A discussion on the 'Promises and Realities of digital technologies'
With Tsila Hassine, Christopher Kulendran Thomas, Carla Rapoport and Samuel Capps

Chaired by Lee Weinberg

See the event padlet here

The best way to summaries this panel, is by outlining the questions that were addressed to members of this panel in the correspondence we had leading to this event.

The questions that were discussed were provocations that relate to the relationship between art and technology, curating and technology and the evaluation and monetization of art through technological systems, that are inevitably embedded within the capitalist mode operandi of current environments that look at the development and use of technologies, and include, web based environments, which at a certain point, seemed to promise the democratization of communication and art.

The guests to this panel were all artists, practitioners, academics and curators that directly and indirectly look at these topics.



Can we think about this image not only in the ridicule dystopian futuristic bizarre light that provokes, but as an actual metaphor of our relationship with technology?

Could this be a realistic, rather grim reflection on the way we find ourselves navigating new conditions of production, whereby the lure of certain technologies, be it social media, or VR, actually provide a space for an increased and huge amount of free labour, that others capitalize on?

Is technology and its entertaining and social rewards the new 'opium for the masses'?

(Alexandra and Simon)


Does the subversion of art's definition, taking advantage of evolving opportunities in current markets, especially in relation to certain technological hypes, also changes the relationship between the artist and her work?

How can we complicate that?

How do we account for and do we account for authenticity at all? - if we inflate the value of certain acts, it could be a cynical response to art market's mechanism, on the one hand, but on the other hand, is there not an act of surrender in this cynical approach? what are we truly benefiting from such acts? and what is the price that we pay in such acts?

What happens to the way larger audiences understand art, when mental and cultural classification of art's definition and operations are blurred in such ways?

In this sense, what is the meaning of art's definition as such?

If we only create 'art' for the sake of participating in our circles, those that can digest these circular logics, then aren't we surrendering to the hierarchical logic upon which the market, art's history and the art world are constructed?

(Tsila and Simon)


with the development of different technologies, curatorial practice also responds to the opportunities that technology offers with hopes to loosen up the hierarchies of the market, the cultivation of new collectors, new forms of art and new ways of disseminating it, however many of these attempts tend to fail in the long run and those who succeed are successful only through traditional evaluation and gate keeping systems, either academia and the slow and problematic progress of art's history or through traditional channels.

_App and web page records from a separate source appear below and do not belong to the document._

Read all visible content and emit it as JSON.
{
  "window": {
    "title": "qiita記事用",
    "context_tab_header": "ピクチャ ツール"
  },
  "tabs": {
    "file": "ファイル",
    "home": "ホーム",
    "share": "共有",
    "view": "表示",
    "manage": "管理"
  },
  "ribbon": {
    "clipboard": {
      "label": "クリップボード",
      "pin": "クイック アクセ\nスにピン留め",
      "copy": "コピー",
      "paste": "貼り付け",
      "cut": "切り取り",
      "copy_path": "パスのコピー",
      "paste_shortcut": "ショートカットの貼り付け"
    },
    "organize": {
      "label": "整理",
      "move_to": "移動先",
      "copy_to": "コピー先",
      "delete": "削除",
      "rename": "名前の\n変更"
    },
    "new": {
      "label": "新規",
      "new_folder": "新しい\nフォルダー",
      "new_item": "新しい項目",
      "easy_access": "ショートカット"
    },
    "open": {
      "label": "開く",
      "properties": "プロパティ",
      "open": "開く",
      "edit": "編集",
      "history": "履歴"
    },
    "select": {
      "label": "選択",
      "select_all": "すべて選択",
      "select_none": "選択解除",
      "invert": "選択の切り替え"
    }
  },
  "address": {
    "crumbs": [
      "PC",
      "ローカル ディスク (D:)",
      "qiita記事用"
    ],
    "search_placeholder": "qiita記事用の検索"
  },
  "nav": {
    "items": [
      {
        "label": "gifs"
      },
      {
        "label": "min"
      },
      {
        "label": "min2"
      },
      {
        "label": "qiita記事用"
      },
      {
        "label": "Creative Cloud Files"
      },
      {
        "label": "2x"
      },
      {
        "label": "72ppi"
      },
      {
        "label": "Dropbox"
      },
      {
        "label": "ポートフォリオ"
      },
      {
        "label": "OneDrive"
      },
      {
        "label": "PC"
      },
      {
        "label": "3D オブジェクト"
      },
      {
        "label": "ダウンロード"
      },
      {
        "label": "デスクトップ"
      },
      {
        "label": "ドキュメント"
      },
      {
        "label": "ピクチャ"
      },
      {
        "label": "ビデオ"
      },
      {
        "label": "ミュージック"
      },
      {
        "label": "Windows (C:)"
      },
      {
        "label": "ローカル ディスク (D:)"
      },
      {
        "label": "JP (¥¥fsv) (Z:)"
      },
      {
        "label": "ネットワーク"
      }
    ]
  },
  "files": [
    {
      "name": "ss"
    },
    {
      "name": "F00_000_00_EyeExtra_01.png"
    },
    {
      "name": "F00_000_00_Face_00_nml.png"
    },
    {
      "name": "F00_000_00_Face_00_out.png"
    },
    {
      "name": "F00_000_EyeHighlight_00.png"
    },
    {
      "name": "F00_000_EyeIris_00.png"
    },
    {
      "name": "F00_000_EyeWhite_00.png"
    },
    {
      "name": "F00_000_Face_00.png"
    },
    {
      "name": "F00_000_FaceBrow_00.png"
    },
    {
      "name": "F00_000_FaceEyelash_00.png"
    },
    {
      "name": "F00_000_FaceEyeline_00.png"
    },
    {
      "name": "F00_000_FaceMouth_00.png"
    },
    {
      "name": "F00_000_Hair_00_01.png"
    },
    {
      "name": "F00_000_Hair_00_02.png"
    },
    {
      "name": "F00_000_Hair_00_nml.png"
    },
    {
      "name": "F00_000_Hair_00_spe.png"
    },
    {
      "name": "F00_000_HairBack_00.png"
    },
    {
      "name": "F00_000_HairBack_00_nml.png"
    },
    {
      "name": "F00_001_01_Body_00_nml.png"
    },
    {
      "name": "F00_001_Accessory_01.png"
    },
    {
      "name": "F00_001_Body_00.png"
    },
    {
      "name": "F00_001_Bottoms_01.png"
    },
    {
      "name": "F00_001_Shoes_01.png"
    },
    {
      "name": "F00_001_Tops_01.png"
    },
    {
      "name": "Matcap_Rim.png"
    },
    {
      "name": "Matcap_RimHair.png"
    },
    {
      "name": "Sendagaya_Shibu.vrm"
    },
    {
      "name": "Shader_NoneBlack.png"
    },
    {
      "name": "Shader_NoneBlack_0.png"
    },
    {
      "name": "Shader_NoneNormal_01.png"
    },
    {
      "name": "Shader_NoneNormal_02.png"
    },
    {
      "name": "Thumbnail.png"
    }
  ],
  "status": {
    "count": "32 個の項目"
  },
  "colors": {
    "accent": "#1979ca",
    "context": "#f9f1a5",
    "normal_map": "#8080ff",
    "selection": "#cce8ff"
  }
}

What's our responsibility as curators in constructing the value of an artwork? How do we do that?

How could we do that? Given that we, also, want to get paid for our work.

What models exist that defy this logic?

Can technology actually help us?

(Beryl and Offsite Projects)